It is reported that US Secretary of State John Kerry is to issue a clarion call for more 'global action' on climate change. This is all well and good but there isn't a 'global body' that can take 'global action'. There are economies competing in a 'global market'. How that translates into 'global action' against climate change I cannot see. Persuading individual countries that they are the ones that need to make a sacrifice for the sake of saving the world is very difficult. For the most part the West has already contributed its share of global emissions. Their damage is done. Now developing countries will have to be persuaded that there are better ways to economic growth and prosperity.

Up to ankles in water does PM no good.

It appears from the opinion polls that the prime minister has misjudged the handling of the floods. All that donning of Wellington boots wading around and looking serious has done little to assuage the mood that too little has been done too late.

I usually find it silly that politicians have to be 'seen to be doing something'. This is why they end up paddling in water and 'coming to see' for themselves the enormity of it all when in truth it provides little they couldn't already understand. Being 'seen' in a crisis is all important. Being 'seen' to be indifferent to people's suffering is highly damaging.

Curiously Miliband's paddling and being 'seen' has been more effective than Cameron's. Voter's minds tend to be made rather early and Cameron was fighting a losing battle with public perception. He just looked like a man out of his depth.

All this is probably distinctly unfair. But it is the nature of politics. I  am sure the…

Sterling scuppers the SNP?

I can understand the arguments for Scotland's independence. They are a proud nation and for too long the politics of Westminster has polarized opinion. I agree with Salmond that if Scotland vote for independence then we will have  to work with it. But whether they can be part of a single currency union if they vote for independence shouldn't be a matter for voters in Scotland alone.
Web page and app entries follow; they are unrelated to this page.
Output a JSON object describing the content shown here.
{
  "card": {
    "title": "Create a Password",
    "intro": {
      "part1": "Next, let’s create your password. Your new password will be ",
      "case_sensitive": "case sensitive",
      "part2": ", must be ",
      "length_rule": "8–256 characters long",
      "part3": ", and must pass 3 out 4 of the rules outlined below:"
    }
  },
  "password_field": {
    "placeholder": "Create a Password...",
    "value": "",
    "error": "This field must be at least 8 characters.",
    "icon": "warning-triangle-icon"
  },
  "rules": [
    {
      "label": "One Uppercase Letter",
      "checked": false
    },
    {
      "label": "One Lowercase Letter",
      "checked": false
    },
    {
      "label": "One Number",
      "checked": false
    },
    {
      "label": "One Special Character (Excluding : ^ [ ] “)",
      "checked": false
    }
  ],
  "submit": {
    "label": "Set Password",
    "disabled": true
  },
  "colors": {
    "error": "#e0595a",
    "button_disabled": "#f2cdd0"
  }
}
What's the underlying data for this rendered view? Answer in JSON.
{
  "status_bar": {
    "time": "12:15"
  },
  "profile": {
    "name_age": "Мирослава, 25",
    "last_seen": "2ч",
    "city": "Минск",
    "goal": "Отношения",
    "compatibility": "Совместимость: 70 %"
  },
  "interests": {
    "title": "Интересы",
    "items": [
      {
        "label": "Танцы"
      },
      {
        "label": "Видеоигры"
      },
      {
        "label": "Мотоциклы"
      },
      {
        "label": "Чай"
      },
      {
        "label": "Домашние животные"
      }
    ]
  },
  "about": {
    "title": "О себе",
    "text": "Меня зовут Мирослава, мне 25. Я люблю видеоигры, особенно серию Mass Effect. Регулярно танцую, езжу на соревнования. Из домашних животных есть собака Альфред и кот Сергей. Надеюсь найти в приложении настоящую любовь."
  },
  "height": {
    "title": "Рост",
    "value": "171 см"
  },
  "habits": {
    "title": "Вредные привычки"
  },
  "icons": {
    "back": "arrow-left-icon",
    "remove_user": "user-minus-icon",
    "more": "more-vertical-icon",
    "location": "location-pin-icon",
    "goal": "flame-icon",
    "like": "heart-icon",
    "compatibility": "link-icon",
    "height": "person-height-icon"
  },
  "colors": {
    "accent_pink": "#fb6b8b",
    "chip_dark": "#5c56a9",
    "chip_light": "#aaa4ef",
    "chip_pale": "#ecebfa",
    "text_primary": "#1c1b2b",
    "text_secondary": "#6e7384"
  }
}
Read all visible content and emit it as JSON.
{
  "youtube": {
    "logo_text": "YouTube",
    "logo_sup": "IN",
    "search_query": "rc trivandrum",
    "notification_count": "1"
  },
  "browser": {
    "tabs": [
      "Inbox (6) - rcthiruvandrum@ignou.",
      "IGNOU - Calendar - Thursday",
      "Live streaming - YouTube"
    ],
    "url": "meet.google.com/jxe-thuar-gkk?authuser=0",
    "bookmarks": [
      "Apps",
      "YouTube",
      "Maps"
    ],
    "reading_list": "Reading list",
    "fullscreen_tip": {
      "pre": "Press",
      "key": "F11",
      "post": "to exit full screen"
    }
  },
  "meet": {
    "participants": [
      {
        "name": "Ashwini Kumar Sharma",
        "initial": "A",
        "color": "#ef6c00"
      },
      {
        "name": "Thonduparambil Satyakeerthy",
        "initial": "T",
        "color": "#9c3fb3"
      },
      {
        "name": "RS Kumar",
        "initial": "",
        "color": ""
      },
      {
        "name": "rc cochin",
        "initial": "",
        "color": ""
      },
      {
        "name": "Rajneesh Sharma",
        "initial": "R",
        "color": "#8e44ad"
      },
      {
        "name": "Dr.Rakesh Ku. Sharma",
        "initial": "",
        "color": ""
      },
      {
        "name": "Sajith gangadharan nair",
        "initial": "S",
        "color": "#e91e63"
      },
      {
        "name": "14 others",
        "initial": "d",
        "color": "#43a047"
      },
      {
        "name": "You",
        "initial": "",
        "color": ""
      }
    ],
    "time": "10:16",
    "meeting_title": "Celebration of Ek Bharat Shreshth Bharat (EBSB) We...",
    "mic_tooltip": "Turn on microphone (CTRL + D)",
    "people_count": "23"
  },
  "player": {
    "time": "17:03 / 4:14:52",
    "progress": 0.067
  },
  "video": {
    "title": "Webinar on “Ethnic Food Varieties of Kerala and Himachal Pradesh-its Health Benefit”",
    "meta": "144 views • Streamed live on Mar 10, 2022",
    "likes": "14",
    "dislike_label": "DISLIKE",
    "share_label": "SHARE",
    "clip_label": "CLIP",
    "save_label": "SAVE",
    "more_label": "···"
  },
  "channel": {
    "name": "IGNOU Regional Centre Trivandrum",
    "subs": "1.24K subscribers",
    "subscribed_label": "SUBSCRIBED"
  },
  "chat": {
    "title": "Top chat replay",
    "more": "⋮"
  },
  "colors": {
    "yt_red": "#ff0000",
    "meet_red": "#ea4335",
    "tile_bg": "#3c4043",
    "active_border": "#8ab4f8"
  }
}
Such a union would affect all people in the United Kingdom. It is reasonable therefore for the British government to state now that it would not be possible, or at least it would not be possible without some kind of political union.

It seems that the SNP want to have their independence cake without true economic independence. They want the benefits of being part of the UK economic community without the political responsibility. That is not true independence. It would hand more of their sovereignty to Westminster whilst removing any influence on policies. It is crazy, and it is clear this has not be…

Ban smoking with children in car?

I am not much impressed by the 'libertarian' arguments against a ban on smoking in a car with children. The only argument of value is whether and how it could be enforced.

People should be aware of the real potential damage to children's health particularly when they are trapped in a small space and the air is polluted with toxic chemicals. Secondhand smoke contains more than 7,000 chemicals. Hundreds are toxic and about 70 can cause cancer. Put that in your libertarian pipe and smoke it!







Hand wringing on Syria

One of the more absurd accusations levelled at former Prime Minister Tony Blair this last week was to blame him for the lack of intervention in Syria. The argument runs that the reason for the West holding back from intervention is the legacy of Iraq. What is somewhat hypocritical is that many of those now adopting this position would have been against intervention at any cost. It is as if the lessons of intervention in Iraq should not be learned: regime change rarely works and it leaves a bloody mess.

But this isn't a criticism of Tony Blair. It is a lesson learned. So we sit back unable to act when hundreds of thousands of Syrians suffer. We wring our hands and cry foul, yet we have no idea what to do. I can't help feeling that Blair and Bush would more likely than not have intervened long before now. I was against intervention. What I no longer know is what is best. Perhaps I should rephrase that: I no longer know which is worse, the bloody cost of not intervening, or the b…